UPDATED 7:20 a.m. June 10
With absentee ballots still out, local Jackson County incumbents were leading the ticket with in-person results from the June 9 elections.
Around 6,483 votes had been counted and compiled by midnight, all from those who voted early in-person and from in-person election day voting. A larger number of absentee ballots — 8,000 to 9,000 — had not yet been compiled as of press time Wednesday morning.
The closest race so far in Jackson County is for the open seat of Jackson County State Court Solicitor where Jim David led Gabriel Bradford 2,906-2,886 (50.1%-49.4%)
• Incumbent Sheriff Janis Mangum was leading challenger Johnny Wood 5,702-688 (89%-11%).
• Incumbent tax commissioner Candace Taylor Heaton was leading challenger Wesely Colley 4,162-2,054 (67%-33%).
• Incumbent coroner Keith Whitfield was leading challenger Shannon Stephens 5,011-1,122 (82%-18%).
• Incumbent District 2 county commissioner Chas Hardy was leading challenger Thomas Rainey 1,031-274 (79%-21%).
• In the open seat for Post 1 on the Jackson County Board of Education, Rick Sanders led a pack of four candidates with 503 votes (49.9%) followed by Rob Johnson with 317 votes (31%). Mark Kuczka and Blake Rodenroth had 92 and 96 votes respectively, 9% each. There will be a runoff in that race in July if no candidate gets over 50% of the vote.
• The homestead exemption issue was also passing in all three school districts as was the sale of alcohol by the drink on Sunday in the City of Commerce.
Voting mostly smooth across county
Unlike some areas of the state, voting across Jackson County appeared to be mostly smooth Tuesday as people lined up to cast ballots. No excessively long lines or technical issues hampered voting.
Because of the COVID virus, state and local elections officials promoted absentee balloting this year. Because of that, more people voted absentee in the county than voted in-person, the only time that has ever happened.
But the large number of absentee ballots also created headaches for local elections officials.
On Tuesday afternoon, Jackson County elections director Jennifer Logan took call after call from the county's four voting precincts where officials had voters show up with an absentee ballot, but wanting to vote on the state's new voting machines instead. Those absentee ballots had to be vetted and canceled out by Logan, who had to confirm the status of each one to make sure someone wasn't voting twice.

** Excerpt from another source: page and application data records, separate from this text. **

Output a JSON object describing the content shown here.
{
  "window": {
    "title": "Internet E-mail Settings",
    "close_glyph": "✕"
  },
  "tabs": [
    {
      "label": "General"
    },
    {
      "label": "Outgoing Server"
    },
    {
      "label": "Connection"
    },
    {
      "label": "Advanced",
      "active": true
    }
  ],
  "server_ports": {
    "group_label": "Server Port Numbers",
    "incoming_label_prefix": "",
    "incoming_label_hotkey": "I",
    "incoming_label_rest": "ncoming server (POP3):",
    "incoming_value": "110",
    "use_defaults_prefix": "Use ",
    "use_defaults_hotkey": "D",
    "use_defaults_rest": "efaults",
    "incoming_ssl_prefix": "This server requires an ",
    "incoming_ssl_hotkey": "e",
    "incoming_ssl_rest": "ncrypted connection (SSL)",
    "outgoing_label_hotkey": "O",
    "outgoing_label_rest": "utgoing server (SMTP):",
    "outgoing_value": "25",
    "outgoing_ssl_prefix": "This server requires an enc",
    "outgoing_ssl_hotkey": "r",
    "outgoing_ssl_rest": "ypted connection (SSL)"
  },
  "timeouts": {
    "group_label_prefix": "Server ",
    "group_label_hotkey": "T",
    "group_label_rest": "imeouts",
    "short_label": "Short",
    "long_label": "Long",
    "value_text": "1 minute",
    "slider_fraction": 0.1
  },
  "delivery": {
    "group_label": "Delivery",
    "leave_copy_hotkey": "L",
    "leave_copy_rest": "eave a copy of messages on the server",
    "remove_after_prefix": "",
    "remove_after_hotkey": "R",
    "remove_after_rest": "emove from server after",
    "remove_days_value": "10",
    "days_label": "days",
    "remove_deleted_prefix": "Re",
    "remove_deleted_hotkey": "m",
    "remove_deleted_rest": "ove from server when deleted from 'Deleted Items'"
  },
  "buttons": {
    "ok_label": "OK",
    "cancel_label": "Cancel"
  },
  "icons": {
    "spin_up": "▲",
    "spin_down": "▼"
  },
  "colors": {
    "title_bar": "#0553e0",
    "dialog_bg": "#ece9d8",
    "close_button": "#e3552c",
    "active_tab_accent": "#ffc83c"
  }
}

The process took time and slowed down some voting.
Meanwhile at the county elections office, about nine people sat around a long table, opening absentee envelopes and organizing those ballots to be counted scanned in another room.
At a nearby table, another group of poll workers checked the paper ballots for problems — tears, over-voting (more than one vote in a race), and other technical problems. In some cases, "bad" ballots had to be recreated by a special group of three poll workers so they could be processed and scanned.
A bigger issue, however, was that the county was allotted only one scanning machine for the absentee ballots. Processed in small batches, the actual scanning of the absentee ballots took a lot of time. Sometimes, a ballot with a technical problem slipped through the system, causing the scanning machine to stop until the problem was fixed — that batch of ballots then had to be re-scanned.
The issue of when to begin opening absentee ballots and who should be involved in that process was a point of contention during a Zoom meeting of the Jackson County Board of Elections last week. Despite that, all five members of the elections board were on hand Tuesday as volunteers to help with the processing of absentee ballots.